Icon of Christ the Pantocrator. The Icon represents the dual nature of Christ, illustrating traits of both man and God.[1]

In Christian theology, Dyophysitism (Greek: δυοφυσιτισμός, from δύο (dyo), meaning "two" and φύσις (physis), meaning "nature") is the Christological position that two natures, divine and human, co-exist in the unique person of Jesus Christ God.

According to Saint Athanasius of Alexandria, Jesus was true man and true God.


Mirrored composites of left and right sides of image.

Dyophysite Christians believe that there is complete and perfect unity of the two natures in one hypostasis and one person of Jesus Christ. For the Chalcedonians, the hypostatic union was the center of Jesus's unity (his divinity and humanity being described as natures) whereas those who rejected the Chalcedonian definition saw his nature as the point of unity.
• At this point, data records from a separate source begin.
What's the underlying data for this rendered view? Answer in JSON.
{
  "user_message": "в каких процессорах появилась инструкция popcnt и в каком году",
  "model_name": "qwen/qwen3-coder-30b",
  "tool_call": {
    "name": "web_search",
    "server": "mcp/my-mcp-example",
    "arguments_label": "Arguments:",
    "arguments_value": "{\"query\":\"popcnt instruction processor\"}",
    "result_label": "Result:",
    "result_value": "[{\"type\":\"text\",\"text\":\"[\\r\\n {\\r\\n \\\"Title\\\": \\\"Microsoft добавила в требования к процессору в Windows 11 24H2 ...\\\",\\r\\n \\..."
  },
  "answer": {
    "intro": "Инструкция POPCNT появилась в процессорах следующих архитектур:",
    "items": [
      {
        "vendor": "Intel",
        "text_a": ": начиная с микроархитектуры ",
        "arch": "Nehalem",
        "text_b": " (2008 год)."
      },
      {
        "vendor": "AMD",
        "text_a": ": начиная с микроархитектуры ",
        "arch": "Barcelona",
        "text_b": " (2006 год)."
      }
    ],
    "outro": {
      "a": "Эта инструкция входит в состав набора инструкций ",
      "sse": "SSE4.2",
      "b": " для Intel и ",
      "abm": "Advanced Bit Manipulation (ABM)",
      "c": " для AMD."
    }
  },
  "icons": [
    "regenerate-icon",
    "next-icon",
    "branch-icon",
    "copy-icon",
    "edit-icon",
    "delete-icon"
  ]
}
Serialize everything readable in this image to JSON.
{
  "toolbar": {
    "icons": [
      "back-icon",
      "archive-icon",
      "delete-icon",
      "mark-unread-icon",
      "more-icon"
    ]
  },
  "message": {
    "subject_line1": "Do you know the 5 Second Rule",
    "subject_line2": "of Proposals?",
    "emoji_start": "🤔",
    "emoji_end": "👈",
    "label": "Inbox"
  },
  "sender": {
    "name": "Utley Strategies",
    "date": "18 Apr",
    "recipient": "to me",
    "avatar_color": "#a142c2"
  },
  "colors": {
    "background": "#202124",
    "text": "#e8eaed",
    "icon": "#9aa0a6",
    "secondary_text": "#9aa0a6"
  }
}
The miaphysites upheld the idea of one nature in Christ based on their understanding of Cyril of Alexandria's Twelve Anathemas, namely number 4 which states "If anyone shall divide between two persons or subsistences those expressions which are contained in the Evangelical and Apostolical writings, or which have been said concerning Christ by the Saints, or by himself, and shall apply some to him as to a man separate from the Word of God, and shall apply others to the only Word of God the Father, on the ground that they are fit to be applied to God: let him be anathema." Since the term Dyophysitism is used for describing the Chalcedonian positions, it has a distinctive opposite meaning to the terms Monophysite (the notion that Christ has only one, divine nature) and Miaphysite (the notion that Christ is both divine and human, but in one nature).[2]

Dyophisitism has also been used to describe some aspects of Nestorianism, the doctrines ascribed to Nestorius of Constantinople. It is now generally agreed that some of his ideas were not far from those that eventually emerged as orthodox, but the orthodoxy of his formulation of the doctrine of Christ is still controversial among churches.[3]

The belief in Jesus Christ being true Man and true God was embedded in the Chalcedonian Creed.[4]


Development of dyophysite Christology was gradual; Dyophysite tradition and its complex terminology were finally formulated as a result of long Christological debates that were constant during the 4th and 5th centuries. The importance of dyophysitism was often emphasized by prominent representatives of the Antiochene School.[5] After many debates and several councils, Dyophysitism gained its official ecclesiastical form at the Fourth Ecumenical Council, held in Chalcedon in 451.[6]

The Chalcedonian Definition became the basis for the Christological doctrine of the two natures of Jesus Christ, which is held up to the present day by a majority of Christian churches, including the Eastern Orthodox Church, the Roman Catholic Church, Eastern Catholic Churches, the Anglican Church, and the Old Catholic Church, as well as Reformed, Lutheran, and various other Christian denominations. This definition states that Christ is One Person and One Hypostasis in Two Natures. Apart from that, the ancient Church of the East has preserved dyophysite Christology and other traditions of the Antiochene School.[5]

See also



  1. ^ Manolis Chatzidakis and Gerry Walters, “An Encaustic Icon of Christ at Sinai,” The Art Bulletin 49, No. 3 (1967): 201
  2. ^ Loon 2009, p. 29-43.
  3. ^ Chesnut 1978, pp. 392–409.
  4. ^ "Diophysitism", in the Slobodan Maldini: Dictionary of Exorcism. p. 750. Archived from the original on November 4, 2018. Retrieved Nov 4, 2018. ((cite book)): |website= ignored (help)
  5. ^ a b Meyendorff 1989.
  6. ^ Loon 2009, p. 24-29.